Content starts

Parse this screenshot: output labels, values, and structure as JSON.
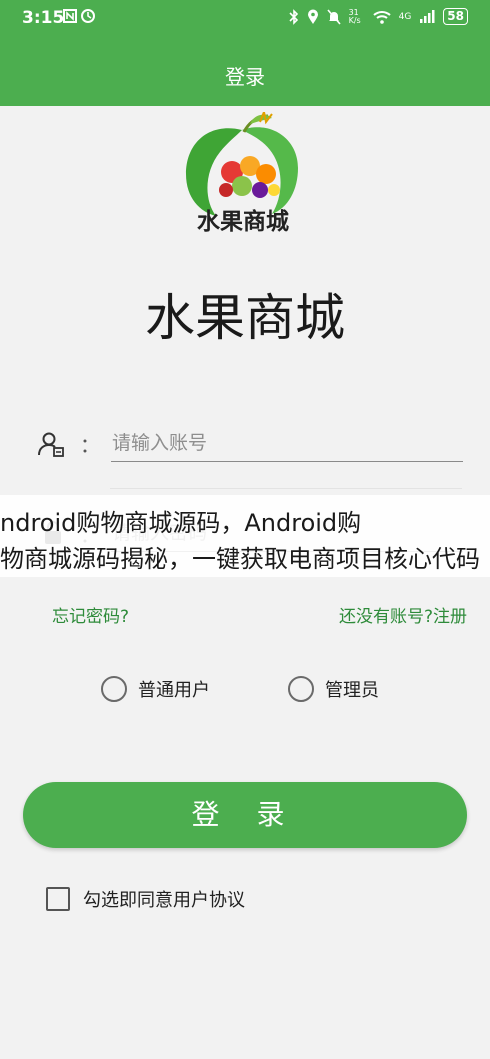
{
  "status_bar": {
    "time": "3:15",
    "signal_speed": "31 K/s",
    "network": "4G",
    "battery": "58"
  },
  "app_bar": {
    "title": "登录"
  },
  "logo": {
    "text": "水果商城"
  },
  "app_name": "水果商城",
  "form": {
    "account_placeholder": "请输入账号",
    "password_placeholder": "请输入密码",
    "colon": "："
  },
  "overlay": {
    "line1": "ndroid购物商城源码，Android购",
    "line2": "物商城源码揭秘，一键获取电商项目核心代码"
  },
  "links": {
    "forgot": "忘记密码?",
    "register": "还没有账号?注册"
  },
  "roles": {
    "user": "普通用户",
    "admin": "管理员"
  },
  "login_button": "登 录",
  "agreement": "勾选即同意用户协议",
  "colors": {
    "primary": "#4cae4f",
    "link": "#2e8b3a"
  }
}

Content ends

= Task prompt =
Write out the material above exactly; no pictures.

= Output below =
Parse this screenshot: output labels, values, and structure as JSON.
{
  "status_bar": {
    "time": "3:15",
    "signal_speed": "31 K/s",
    "network": "4G",
    "battery": "58"
  },
  "app_bar": {
    "title": "登录"
  },
  "logo": {
    "text": "水果商城"
  },
  "app_name": "水果商城",
  "form": {
    "account_placeholder": "请输入账号",
    "password_placeholder": "请输入密码",
    "colon": "："
  },
  "overlay": {
    "line1": "ndroid购物商城源码，Android购",
    "line2": "物商城源码揭秘，一键获取电商项目核心代码"
  },
  "links": {
    "forgot": "忘记密码?",
    "register": "还没有账号?注册"
  },
  "roles": {
    "user": "普通用户",
    "admin": "管理员"
  },
  "login_button": "登 录",
  "agreement": "勾选即同意用户协议",
  "colors": {
    "primary": "#4cae4f",
    "link": "#2e8b3a"
  }
}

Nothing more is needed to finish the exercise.